Records from a data collection
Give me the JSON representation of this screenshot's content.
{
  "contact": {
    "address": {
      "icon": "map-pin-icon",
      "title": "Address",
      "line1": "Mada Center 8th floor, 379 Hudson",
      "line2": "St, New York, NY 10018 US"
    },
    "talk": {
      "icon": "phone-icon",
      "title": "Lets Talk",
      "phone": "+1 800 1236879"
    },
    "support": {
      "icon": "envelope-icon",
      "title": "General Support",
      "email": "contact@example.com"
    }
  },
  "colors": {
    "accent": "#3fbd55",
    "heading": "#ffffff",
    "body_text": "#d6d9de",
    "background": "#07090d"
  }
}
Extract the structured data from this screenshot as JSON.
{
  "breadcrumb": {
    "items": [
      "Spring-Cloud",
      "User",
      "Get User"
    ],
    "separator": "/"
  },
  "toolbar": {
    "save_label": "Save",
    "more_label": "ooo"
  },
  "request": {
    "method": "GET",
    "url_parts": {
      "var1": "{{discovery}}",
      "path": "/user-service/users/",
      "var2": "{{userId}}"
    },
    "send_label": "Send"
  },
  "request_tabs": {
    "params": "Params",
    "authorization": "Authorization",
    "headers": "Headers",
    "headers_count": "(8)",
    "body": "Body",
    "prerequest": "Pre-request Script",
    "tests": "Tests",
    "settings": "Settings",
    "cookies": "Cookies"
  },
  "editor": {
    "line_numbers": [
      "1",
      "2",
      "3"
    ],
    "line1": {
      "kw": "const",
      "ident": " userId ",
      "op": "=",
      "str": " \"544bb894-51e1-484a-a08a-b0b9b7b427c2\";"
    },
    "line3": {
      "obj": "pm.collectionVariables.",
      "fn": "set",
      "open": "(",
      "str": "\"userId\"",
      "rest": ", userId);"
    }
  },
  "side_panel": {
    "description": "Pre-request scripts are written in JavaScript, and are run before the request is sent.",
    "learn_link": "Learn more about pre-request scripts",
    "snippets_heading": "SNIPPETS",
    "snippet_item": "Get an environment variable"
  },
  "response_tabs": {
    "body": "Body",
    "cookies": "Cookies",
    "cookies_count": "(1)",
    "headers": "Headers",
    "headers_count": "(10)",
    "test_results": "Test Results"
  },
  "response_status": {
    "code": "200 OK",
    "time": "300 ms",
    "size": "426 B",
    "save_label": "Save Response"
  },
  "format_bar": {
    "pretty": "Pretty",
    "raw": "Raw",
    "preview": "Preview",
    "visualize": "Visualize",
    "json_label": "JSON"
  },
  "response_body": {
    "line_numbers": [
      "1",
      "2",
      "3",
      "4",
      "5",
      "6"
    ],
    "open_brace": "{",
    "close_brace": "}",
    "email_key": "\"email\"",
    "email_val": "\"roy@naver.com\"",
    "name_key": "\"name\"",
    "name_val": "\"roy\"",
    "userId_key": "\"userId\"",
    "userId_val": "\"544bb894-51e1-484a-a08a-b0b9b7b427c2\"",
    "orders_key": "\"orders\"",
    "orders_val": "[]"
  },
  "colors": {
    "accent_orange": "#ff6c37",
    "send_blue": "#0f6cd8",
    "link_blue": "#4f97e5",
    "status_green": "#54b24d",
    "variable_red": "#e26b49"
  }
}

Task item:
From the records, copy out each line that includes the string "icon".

Answer section:
      "icon": "map-pin-icon",
      "icon": "phone-icon",
      "icon": "envelope-icon",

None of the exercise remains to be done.